From the bustling metropolis of Ankh-Morpork to the mysterious Counterweight Continent, every corner of Discworld brims with its own unique flavour.
Each locale is a testament to Pratchett’s staggering imagination, an exquisite blend of the fantastical and the absurd.
You can almost smell the distinct odours of Ankh-Morpork, a pungent mixture of questionable street food and wizardly incense.
Not always pleasant, but always memorable.
A Laugh a Minute
Pratchett’s humour is like an impish sprite that leaps out at you from the pages.
It’s there in the footnotes, the character dialogue, and even in the most dire of circumstances.
The man could probably make a tax return hilarious, given half the chance.
In ‘The Colour of Magic,’ Pratchett uses satire, parody, wit, and puns to transform the mundane into the hilarious and the serious into the absurd.
The humour isn’t just an added spice—it’s baked into the narrative like currants in a hot cross bun.
This is a book that makes you chuckle, guffaw, and occasionally snort tea out of your nose (this isn’t a good look, especially if it’s been several hours since your last cuppa).
The Unlikely Hero
Let’s talk about Rincewind.
Rincewind, the wizard with no spells, the eternal pessimist, and the man who turns running away into an art form.
It’s safe to say he’s not your typical hero.
In fact, he’s a downright coward, more likely to be found hiding in a barrel than brandishing a sword.
Yet, it’s this very cowardice that makes Rincewind so endearing.
His flight instinct, strong enough to qualify as an Olympic sport, often lands him in situations where, much to his exasperation, he ends up saving the day.
He’s a hero who doesn’t want any part of heroism, thank you very much.

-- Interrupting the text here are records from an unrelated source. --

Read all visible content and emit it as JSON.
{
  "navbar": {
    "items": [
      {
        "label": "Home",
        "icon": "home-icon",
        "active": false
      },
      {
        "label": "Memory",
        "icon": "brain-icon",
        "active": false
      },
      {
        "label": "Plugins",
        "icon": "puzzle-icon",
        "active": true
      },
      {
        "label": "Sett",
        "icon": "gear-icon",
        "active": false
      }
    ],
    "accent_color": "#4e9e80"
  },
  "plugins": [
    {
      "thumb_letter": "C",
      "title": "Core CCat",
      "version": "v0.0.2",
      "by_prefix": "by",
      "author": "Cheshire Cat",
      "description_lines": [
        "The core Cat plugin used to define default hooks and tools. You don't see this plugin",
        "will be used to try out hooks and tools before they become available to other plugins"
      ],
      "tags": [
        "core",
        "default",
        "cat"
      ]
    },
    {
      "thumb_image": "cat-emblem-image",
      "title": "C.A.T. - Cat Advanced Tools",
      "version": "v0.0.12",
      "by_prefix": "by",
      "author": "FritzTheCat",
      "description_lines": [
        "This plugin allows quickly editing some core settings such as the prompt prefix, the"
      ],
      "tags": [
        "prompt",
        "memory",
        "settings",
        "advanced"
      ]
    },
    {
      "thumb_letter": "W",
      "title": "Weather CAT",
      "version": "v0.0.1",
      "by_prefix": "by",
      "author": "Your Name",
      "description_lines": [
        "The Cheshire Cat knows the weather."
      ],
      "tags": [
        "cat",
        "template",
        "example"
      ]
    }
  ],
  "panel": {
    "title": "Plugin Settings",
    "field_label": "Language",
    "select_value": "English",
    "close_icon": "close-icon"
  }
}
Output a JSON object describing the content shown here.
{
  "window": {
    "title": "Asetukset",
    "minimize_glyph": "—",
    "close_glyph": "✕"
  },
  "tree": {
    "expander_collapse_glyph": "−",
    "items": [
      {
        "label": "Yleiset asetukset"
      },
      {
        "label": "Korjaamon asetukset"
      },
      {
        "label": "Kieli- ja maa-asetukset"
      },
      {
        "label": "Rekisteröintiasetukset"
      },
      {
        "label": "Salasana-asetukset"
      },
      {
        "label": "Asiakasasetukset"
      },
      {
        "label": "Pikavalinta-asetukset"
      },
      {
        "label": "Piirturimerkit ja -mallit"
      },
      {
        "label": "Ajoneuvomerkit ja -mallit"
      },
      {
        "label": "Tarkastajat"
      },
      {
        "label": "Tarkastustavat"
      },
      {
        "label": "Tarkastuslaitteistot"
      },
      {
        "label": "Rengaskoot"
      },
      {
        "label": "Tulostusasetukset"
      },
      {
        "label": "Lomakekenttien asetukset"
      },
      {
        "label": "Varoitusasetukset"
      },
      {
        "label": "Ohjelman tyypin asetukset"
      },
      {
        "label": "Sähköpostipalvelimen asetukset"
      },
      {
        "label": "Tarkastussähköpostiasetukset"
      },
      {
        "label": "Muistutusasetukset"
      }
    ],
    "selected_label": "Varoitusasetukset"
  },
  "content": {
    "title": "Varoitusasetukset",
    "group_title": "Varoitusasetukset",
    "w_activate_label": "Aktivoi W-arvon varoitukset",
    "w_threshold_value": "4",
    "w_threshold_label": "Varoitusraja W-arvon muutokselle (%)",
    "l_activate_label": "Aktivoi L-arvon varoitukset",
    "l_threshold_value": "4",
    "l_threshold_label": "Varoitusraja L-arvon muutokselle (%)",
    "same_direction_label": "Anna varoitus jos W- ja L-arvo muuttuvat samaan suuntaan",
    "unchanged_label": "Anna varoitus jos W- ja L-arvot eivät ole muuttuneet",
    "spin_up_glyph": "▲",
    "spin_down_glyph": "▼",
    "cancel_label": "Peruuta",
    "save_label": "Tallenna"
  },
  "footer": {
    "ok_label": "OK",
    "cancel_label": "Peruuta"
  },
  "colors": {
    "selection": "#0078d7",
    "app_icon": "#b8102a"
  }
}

Can’t a man just enjoy a quiet pint in peace?
Rincewind’s character is a testament to Pratchett’s ability to subvert expectations and create characters who are deeply flawed yet irresistibly charming.
He’s not the hero we’re used to, but he’s the hero Discworld deserves.
A Lesson in Magic
Revisiting ‘The Colour of Magic’ has reminded me, as an author, of the power of creativity and the importance of humour.
Pratchett’s world is not just a flat disc on four elephants—it’s a vibrant universe that lives and breathes in the minds of its readers.
His characters are not just characters—they’re old friends who make us laugh, roll our eyes, and occasionally, shed a tear.
Pratchett has shown us that it’s okay to be different, to break rules, and to create characters who are gloriously, unabashedly, themselves.
And he’s reminded us that sometimes, the best heroes are the ones who’d rather be somewhere else, preferably with a good book or a pint of ale.
So here’s to you, Rincewind, the reluctant, cowardly hero.
May your legs always be swift, and may your Luggage always be close behind.